When we first visited the school that is the focus of our forthcoming book, “Navigating Conflict: How Youth Handle Trouble in a High-Poverty School,” back in 1995, students were free to move about campus during lunch and other free periods and a culture of trust prevailed.
All that changed during the 1999-2000 school year. That’s when a new principal arrived at the school – a racially diverse, urban school in the Southwest. School renovation started with funding secured in the name of “safe schools.”
Bushes, trees and lockers were deemed security hazards and removed. Security gates and metal detectors were installed. School officials hired more security personnel and cut back students’ freedom of movement on campus dramatically. The school implemented “sweeps,” which meant any student without a signed pass found outside of class or the designated eating area would be escorted to a room called the “tank,” where they would be detained for the remainder of the school day. Students who violated restrictive rules related to movement on campus faced heavy discipline, which included an automatic parent conference followed by up to five days of out-of-school suspension.
Teachers and students began to voice concerns about the tightened security to each other and protested to the administration. All this set up an interesting case for us to examine as field researchers who study conflict in organizations.

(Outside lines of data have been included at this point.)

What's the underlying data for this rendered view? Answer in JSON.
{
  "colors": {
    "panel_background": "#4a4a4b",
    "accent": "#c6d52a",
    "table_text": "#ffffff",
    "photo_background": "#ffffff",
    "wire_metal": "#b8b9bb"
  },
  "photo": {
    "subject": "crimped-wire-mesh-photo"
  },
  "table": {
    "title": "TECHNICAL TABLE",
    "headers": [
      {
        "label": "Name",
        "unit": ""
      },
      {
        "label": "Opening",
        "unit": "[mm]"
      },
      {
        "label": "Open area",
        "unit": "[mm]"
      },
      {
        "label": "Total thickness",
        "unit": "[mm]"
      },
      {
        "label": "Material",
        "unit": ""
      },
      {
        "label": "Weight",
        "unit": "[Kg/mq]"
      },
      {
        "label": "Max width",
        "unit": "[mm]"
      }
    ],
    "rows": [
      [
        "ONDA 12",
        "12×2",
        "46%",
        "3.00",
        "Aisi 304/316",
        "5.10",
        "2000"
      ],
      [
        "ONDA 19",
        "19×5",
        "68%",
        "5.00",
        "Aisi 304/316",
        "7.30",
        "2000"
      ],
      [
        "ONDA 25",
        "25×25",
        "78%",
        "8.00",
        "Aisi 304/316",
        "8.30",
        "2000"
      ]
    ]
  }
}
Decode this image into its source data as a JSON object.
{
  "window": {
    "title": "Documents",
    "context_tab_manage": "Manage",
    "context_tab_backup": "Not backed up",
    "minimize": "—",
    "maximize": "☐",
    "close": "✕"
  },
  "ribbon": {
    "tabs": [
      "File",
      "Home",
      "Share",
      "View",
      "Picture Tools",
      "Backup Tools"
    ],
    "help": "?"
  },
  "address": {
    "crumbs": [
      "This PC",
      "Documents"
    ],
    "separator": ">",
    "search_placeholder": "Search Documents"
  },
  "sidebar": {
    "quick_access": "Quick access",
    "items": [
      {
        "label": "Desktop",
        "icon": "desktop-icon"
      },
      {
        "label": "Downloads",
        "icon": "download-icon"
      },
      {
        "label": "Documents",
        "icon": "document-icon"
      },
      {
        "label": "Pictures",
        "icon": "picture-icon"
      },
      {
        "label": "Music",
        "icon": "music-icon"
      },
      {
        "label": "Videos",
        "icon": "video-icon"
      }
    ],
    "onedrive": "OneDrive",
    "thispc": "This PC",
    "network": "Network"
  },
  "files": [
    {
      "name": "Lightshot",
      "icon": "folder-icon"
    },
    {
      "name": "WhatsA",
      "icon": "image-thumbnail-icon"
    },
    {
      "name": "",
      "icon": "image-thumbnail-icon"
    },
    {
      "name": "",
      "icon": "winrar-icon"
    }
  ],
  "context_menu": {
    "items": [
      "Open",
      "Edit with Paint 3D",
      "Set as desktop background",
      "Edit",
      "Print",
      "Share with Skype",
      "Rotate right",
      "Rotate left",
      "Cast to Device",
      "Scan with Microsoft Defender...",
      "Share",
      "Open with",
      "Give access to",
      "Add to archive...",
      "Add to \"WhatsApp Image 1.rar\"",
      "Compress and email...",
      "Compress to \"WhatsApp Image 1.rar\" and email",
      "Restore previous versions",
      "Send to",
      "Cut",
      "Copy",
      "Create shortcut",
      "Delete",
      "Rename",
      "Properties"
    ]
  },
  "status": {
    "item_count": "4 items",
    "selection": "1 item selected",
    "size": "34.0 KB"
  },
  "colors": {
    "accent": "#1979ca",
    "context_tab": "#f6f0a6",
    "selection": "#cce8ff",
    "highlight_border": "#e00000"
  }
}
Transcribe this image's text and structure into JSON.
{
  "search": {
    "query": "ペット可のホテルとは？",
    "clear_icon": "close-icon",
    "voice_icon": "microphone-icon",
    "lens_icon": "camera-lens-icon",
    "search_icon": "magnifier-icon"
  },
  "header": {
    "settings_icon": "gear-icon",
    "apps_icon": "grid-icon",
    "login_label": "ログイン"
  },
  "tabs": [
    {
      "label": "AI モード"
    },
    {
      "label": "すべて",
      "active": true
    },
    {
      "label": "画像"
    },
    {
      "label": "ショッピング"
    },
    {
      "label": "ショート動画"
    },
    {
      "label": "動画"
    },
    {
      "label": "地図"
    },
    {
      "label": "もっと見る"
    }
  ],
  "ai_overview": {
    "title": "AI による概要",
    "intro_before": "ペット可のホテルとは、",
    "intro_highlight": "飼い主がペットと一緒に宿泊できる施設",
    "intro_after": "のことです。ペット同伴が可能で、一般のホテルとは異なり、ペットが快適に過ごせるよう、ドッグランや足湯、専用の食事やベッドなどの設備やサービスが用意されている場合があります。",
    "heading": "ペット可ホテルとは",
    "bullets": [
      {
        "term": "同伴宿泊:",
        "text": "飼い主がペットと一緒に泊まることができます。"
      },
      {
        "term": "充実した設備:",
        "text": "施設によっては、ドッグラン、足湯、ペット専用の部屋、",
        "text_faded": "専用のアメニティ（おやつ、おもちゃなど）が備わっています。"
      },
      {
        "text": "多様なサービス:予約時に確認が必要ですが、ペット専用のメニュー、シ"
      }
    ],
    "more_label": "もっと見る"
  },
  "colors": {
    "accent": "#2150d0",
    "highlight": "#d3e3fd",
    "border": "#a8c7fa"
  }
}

Ironically, what we found is that the tightened security measures eroded the ethos of trust that facilitated peace among students. Notably, whereas before students settled conflict peacefully among themselves, now peer violence increased on campus, which is something we discovered in our field research and that was corroborated with school district and local law enforcement data. The average annual number of police calls from the campus nearly quadrupled after the implementation of the new security measures. Before the tightened security, school district data revealed that the school was as safe as any in the district, including suburban schools in the surrounding area.